    As someone who also lived “out in the country” the trips to the pool were more infrequent and special and I recall being envious, and a bit intimidated, by the seemingly more sophisticated town kids who were there every day and had their own established routines. But, how lucky we all were to have such a well tended facilty for recreation.

  2. Alice, once again you have rekindled memories of wonderful summer afternoons spent swimming with family and friends at the Aragon Pool. Dad was definitely the strong swimmer in the family. I remember mother wearing her tight-fitting swim cap and almost always swimming on her side. One of my proudest moments was when I swam across the width of the pool near the deep end! Oh, I can almost smell the hot dogs that tasted so good to starving young swimmers!
    With love and thanks,

  3. Carole permalink

    Among the four summertime favorites in Clinton, the summer reading program at the public library, the Aragon, picking up Italian bread at Comba’s, and the DQ, swimming at the Aragon was very special and exciting. Your father and mine were usually the chauffeurs to those destinations, but I definitely remember the graceful swimming ability of your father. Memories take me also to the Aragon with the large wire baskets for our street clothes, the concessions with hot dogs, popcorn, and chocolate ice cream, and later days with the patio dance parties.

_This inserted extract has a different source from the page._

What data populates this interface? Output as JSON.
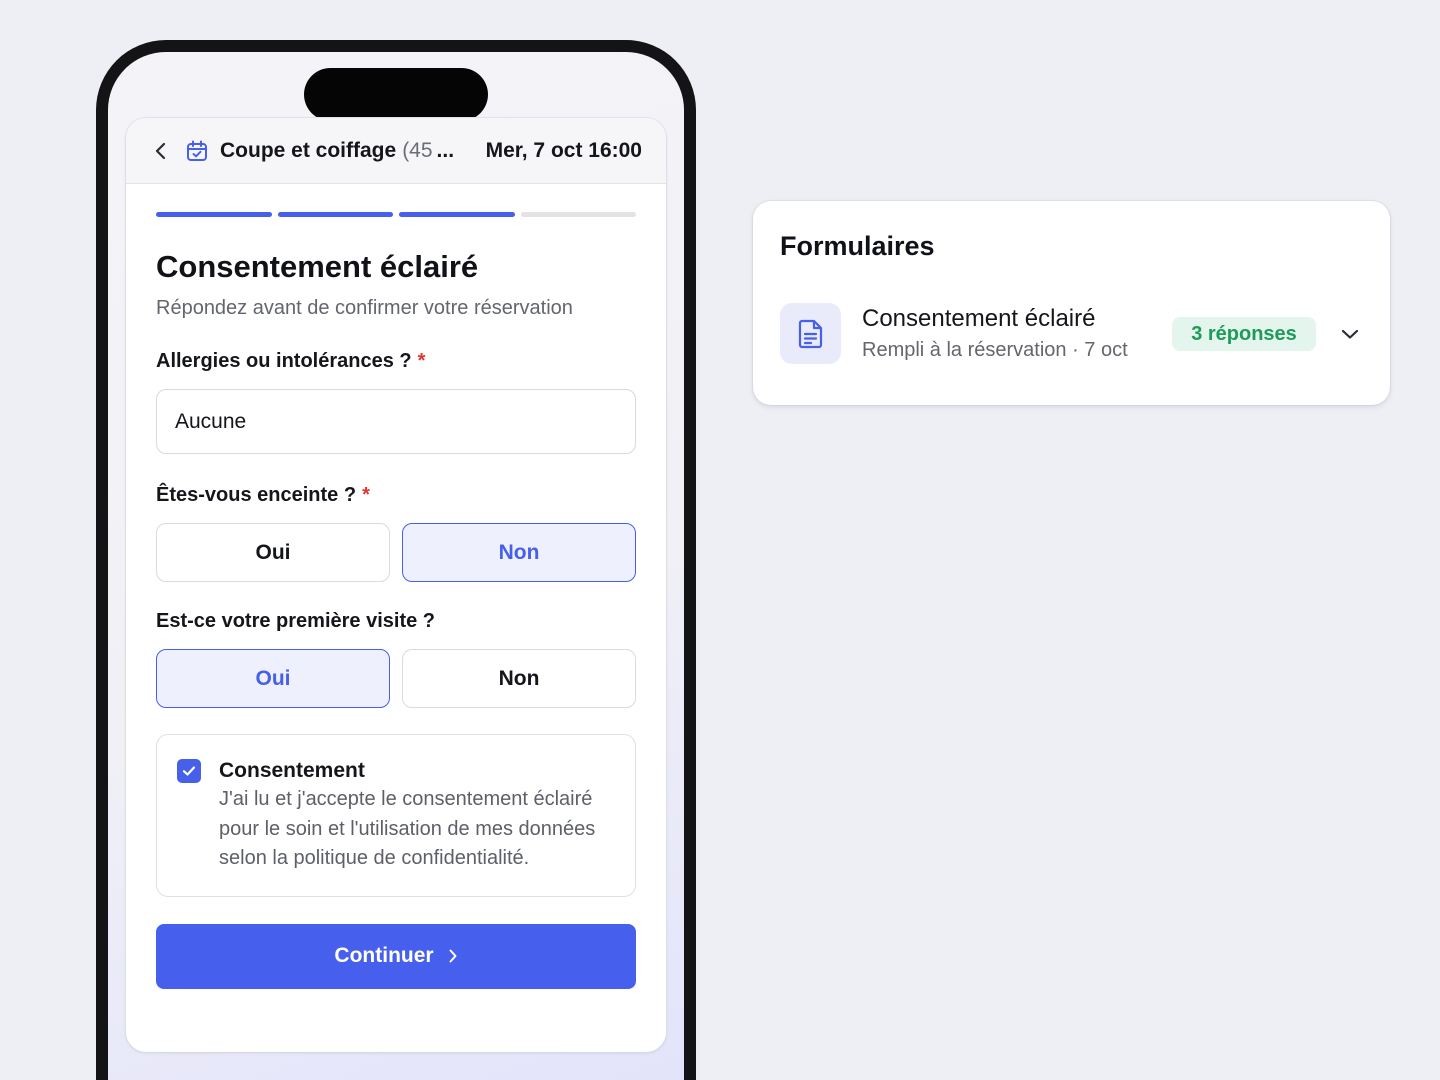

    Wishing you a HAPPY BIRTHDAY tomorrow, cousin Alice! A little surprise is waiting for you today at Classy Girl Cupcakes!

  4. Carole permalink

    Oh, I forgot to tell you that I did a little research on Sunday morning and found an article in The Blade, a Toledo, Ohio, newspaper which reported tri-state news. On August 1, 1994, the article was entitled “Only memories left of an old Aragon Park.” I tried to enlarge it on my phone and laptop, but lost the resolution. It said that it was Indiana’s largest swimming pool, a major central Indiana attraction from (it looked like) 1913 until it closed in 1978. I also saw where there are photos archived through ISU.
    I remember taking Jason in 1975 and then a few more times when he was two or three.

  5. Mike Vietti permalink

    My great grandfather was Joseph Mario Vietti who built Happyland. It was a great pleasure to read about your father life guarding at the pool. My grandfather had many stories about traveling around the country selling their pool chemicals. I never saw the pool but I do have pictures including the grand opening.
    Best regards, Mike

Leave a Reply

Fill in your details below or click an icon to log in: Logo

You are commenting using your account. Log Out /  Change )

Twitter picture

You are commenting using your Twitter account. Log Out /  Change )

Facebook photo

You are commenting using your Facebook account. Log Out /  Change )

Connecting to %s

%d bloggers like this: